List: Your complete earthquake resources
If you’re a California resident it’s not if, it’s when - when it comes to earthquakes.
Even though we live in "earthquake country" many families are not prepared for disaster.
The USGS recommends taking a moment to think about what to do in a quake - to keep yourself and loved ones safe.
It's easy to create an earthquake kit with a short trip to a grocery and hardware store. Food products here have extremely long shelf lives, including water with 30 to 50 year life spans. Things that have to be replaced on a regular basis are plainly marked as such and there are replenishment kits to update the kit. Rescue tools, first-aid kits and sanitary sewage supplies are essential. Money, $100 in small bills and change should be in there since banks, ATMs and credit card machines may not be functioning. Learn more about what to add to your earthquake kit here.
When a Quake Hits
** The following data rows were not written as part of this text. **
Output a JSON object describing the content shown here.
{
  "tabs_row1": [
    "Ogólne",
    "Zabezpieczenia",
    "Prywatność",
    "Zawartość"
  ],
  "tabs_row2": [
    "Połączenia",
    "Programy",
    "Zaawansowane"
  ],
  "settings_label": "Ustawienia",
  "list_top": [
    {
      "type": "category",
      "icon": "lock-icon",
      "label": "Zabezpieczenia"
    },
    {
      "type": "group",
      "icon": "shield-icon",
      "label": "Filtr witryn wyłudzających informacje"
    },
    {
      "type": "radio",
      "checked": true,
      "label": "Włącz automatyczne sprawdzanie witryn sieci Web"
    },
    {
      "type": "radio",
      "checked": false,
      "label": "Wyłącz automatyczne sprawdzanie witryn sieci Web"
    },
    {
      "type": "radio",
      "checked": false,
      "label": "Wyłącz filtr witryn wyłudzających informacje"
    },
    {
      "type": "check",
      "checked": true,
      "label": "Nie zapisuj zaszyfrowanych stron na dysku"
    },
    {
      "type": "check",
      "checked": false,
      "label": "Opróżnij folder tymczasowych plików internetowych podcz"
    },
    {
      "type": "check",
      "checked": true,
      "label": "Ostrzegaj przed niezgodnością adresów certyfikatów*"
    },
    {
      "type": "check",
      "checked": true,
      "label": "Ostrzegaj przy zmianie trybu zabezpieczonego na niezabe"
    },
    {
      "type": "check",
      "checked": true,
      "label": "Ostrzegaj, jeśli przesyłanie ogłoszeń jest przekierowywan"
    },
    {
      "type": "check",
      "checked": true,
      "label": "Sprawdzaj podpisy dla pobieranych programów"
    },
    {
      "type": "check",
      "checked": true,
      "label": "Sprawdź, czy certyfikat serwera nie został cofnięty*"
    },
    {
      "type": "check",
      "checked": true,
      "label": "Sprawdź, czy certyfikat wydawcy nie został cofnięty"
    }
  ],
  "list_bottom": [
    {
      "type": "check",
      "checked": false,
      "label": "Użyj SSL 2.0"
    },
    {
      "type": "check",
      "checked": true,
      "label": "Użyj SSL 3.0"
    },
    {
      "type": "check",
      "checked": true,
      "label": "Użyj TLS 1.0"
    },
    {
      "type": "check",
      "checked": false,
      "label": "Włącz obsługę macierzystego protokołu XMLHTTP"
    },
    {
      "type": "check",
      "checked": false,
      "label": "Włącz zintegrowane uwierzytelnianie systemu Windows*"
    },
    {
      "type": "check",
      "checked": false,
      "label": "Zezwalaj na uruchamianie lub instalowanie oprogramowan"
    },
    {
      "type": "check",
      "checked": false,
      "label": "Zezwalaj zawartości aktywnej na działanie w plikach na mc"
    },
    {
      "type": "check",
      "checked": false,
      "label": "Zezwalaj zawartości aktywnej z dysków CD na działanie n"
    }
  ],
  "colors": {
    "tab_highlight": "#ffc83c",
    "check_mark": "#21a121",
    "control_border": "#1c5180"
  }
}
If you're inside, get yourself under a desk or table and hang on to it. Adopt the Drop, Cover and Hold on method. If you're driving, stop. Carefully move your car as far from other motorists as possible. Don’t stop under a bridge, overpass, tree, light post, powerline or sign. Stay inside your car until the shaking stops. If you're outdoors You’re outdoors, get in the open. Avoid buildings, power lines, chimneys and essentially anything that could potentially fall on you. Learn more about what to do in a quake here.
There are a number of factors that come into play when thinking about earthquake insurance. Some of those include proximity to active fault lines, time since the last quake and slope of land. Learn more about the factors and insurance options here.
Retrofitting Your Home
Seismic retrofitting your home offers security that lessens the potential damage from an earthquake. Whether or not your home can withstand an earthquake not only affects your bankroll, but also the lives of those under the roof. Learn about the incentives of retrofitting your home here.